> ACTION ITEM: Please say how many lines in the records contain the word "from", giving only the number.

------ RECORDED INFORMATION ------

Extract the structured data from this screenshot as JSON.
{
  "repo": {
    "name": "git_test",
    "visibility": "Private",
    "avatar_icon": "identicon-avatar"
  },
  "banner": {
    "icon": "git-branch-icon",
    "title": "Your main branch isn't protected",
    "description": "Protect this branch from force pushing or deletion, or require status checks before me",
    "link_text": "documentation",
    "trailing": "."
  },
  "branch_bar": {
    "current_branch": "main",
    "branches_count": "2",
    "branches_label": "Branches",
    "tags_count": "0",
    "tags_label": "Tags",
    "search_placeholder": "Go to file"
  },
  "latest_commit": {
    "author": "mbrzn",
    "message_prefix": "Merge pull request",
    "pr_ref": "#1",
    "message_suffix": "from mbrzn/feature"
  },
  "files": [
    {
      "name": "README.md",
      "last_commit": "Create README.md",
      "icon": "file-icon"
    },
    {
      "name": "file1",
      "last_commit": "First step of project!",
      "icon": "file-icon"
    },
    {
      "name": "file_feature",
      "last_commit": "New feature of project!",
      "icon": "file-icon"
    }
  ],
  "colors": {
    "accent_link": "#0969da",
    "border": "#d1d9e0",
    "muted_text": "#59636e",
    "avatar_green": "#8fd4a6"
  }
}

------

> SOLUTION TO THIS PROBLEM: 3